**Data extract:**
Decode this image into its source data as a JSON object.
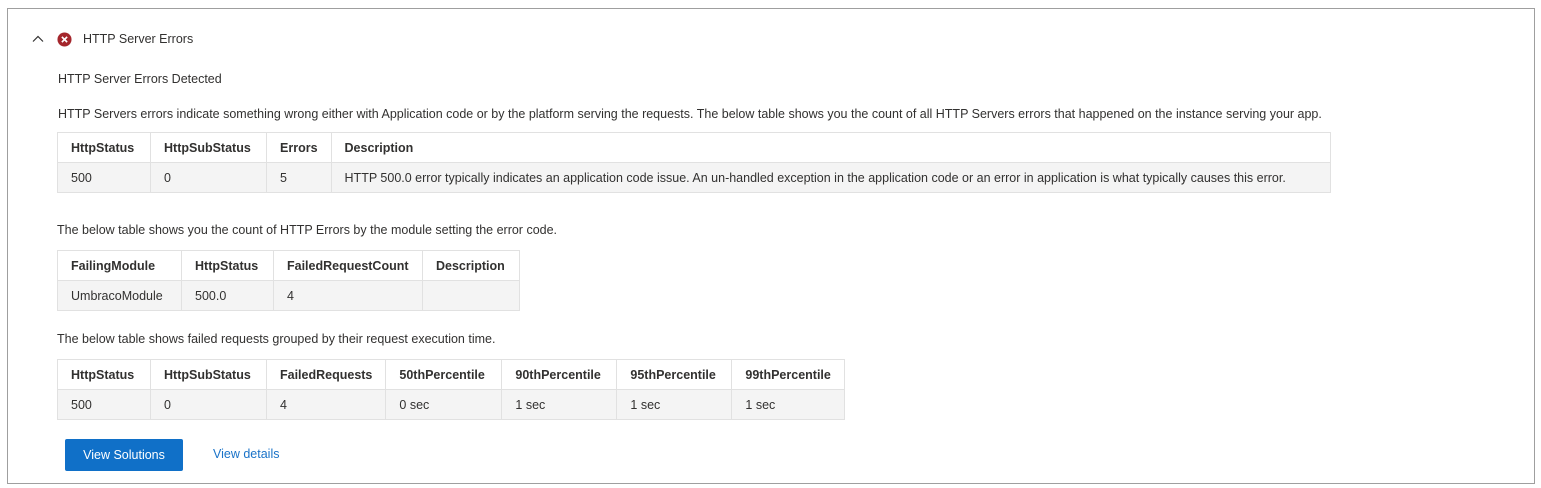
{
  "section": {
    "title": "HTTP Server Errors",
    "chevron_icon": "chevron-up-icon",
    "status_icon": "error-circle-icon",
    "status_color": "#a4262c"
  },
  "detected_title": "HTTP Server Errors Detected",
  "intro_text": "HTTP Servers errors indicate something wrong either with Application code or by the platform serving the requests. The below table shows you the count of all HTTP Servers errors that happened on the instance serving your app.",
  "table1": {
    "headers": [
      "HttpStatus",
      "HttpSubStatus",
      "Errors",
      "Description"
    ],
    "rows": [
      [
        "500",
        "0",
        "5",
        "HTTP 500.0 error typically indicates an application code issue. An un-handled exception in the application code or an error in application is what typically causes this error."
      ]
    ]
  },
  "module_text": "The below table shows you the count of HTTP Errors by the module setting the error code.",
  "table2": {
    "headers": [
      "FailingModule",
      "HttpStatus",
      "FailedRequestCount",
      "Description"
    ],
    "rows": [
      [
        "UmbracoModule",
        "500.0",
        "4",
        ""
      ]
    ]
  },
  "exec_text": "The below table shows failed requests grouped by their request execution time.",
  "table3": {
    "headers": [
      "HttpStatus",
      "HttpSubStatus",
      "FailedRequests",
      "50thPercentile",
      "90thPercentile",
      "95thPercentile",
      "99thPercentile"
    ],
    "rows": [
      [
        "500",
        "0",
        "4",
        "0 sec",
        "1 sec",
        "1 sec",
        "1 sec"
      ]
    ]
  },
  "actions": {
    "view_solutions": "View Solutions",
    "view_details": "View details"
  },
  "colors": {
    "primary_button": "#1070c8",
    "link": "#1a73c8",
    "border": "#9f9f9f"
  }
}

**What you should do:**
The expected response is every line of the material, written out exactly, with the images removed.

**Task solution:**
Decode this image into its source data as a JSON object.
{
  "section": {
    "title": "HTTP Server Errors",
    "chevron_icon": "chevron-up-icon",
    "status_icon": "error-circle-icon",
    "status_color": "#a4262c"
  },
  "detected_title": "HTTP Server Errors Detected",
  "intro_text": "HTTP Servers errors indicate something wrong either with Application code or by the platform serving the requests. The below table shows you the count of all HTTP Servers errors that happened on the instance serving your app.",
  "table1": {
    "headers": [
      "HttpStatus",
      "HttpSubStatus",
      "Errors",
      "Description"
    ],
    "rows": [
      [
        "500",
        "0",
        "5",
        "HTTP 500.0 error typically indicates an application code issue. An un-handled exception in the application code or an error in application is what typically causes this error."
      ]
    ]
  },
  "module_text": "The below table shows you the count of HTTP Errors by the module setting the error code.",
  "table2": {
    "headers": [
      "FailingModule",
      "HttpStatus",
      "FailedRequestCount",
      "Description"
    ],
    "rows": [
      [
        "UmbracoModule",
        "500.0",
        "4",
        ""
      ]
    ]
  },
  "exec_text": "The below table shows failed requests grouped by their request execution time.",
  "table3": {
    "headers": [
      "HttpStatus",
      "HttpSubStatus",
      "FailedRequests",
      "50thPercentile",
      "90thPercentile",
      "95thPercentile",
      "99thPercentile"
    ],
    "rows": [
      [
        "500",
        "0",
        "4",
        "0 sec",
        "1 sec",
        "1 sec",
        "1 sec"
      ]
    ]
  },
  "actions": {
    "view_solutions": "View Solutions",
    "view_details": "View details"
  },
  "colors": {
    "primary_button": "#1070c8",
    "link": "#1a73c8",
    "border": "#9f9f9f"
  }
}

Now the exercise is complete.